Are There Potential Gender Pay Gaps?
Benchmarking can help to measure salary equity based on gender. This is an important workplace issue because diverse, well-represented, and equitable teams are vital for driving innovation. Benchmarking can help companies understand where potential pay gaps might exist — as well as how they compare to other companies in this area — so they can actively work to address any issues. Gender parity in leadership positions is also a metric that can be benchmarked against competitors to ensure your company is equitably representing women in leadership roles.
Is Absenteeism An Issue?
Absenteeism can be a sign that an associate might be at a higher flight risk. By benchmarking absenteeism against the industry, companies can identify if they’re associates are out of the office more often than they should be and work to identify what might be the cause of this issue. Is it a management issue? Is the employee no longer engaged?

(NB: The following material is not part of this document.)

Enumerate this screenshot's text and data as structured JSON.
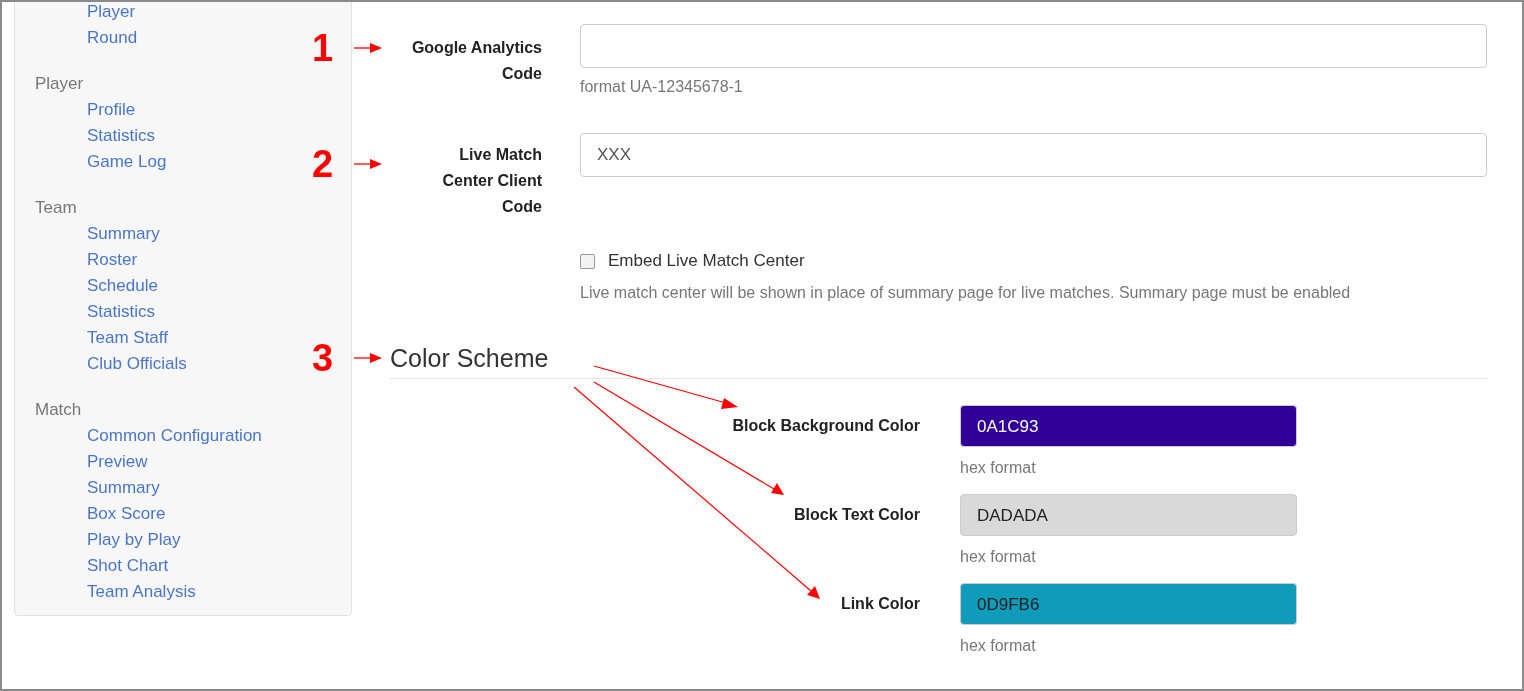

Benchmarking is a helpful tool for employers to gauge the health of their organization and better manage their workforce. Sure, benchmarking can help companies keep their next great leaders by ensuring they are paid well. But as factors like culture, benefits and flexibility continue to become equally as important to employees as their salary, benchmarking can also serve as a sensing mechanism to help employers better understand the needs of their employees in order to attract and retain top talent.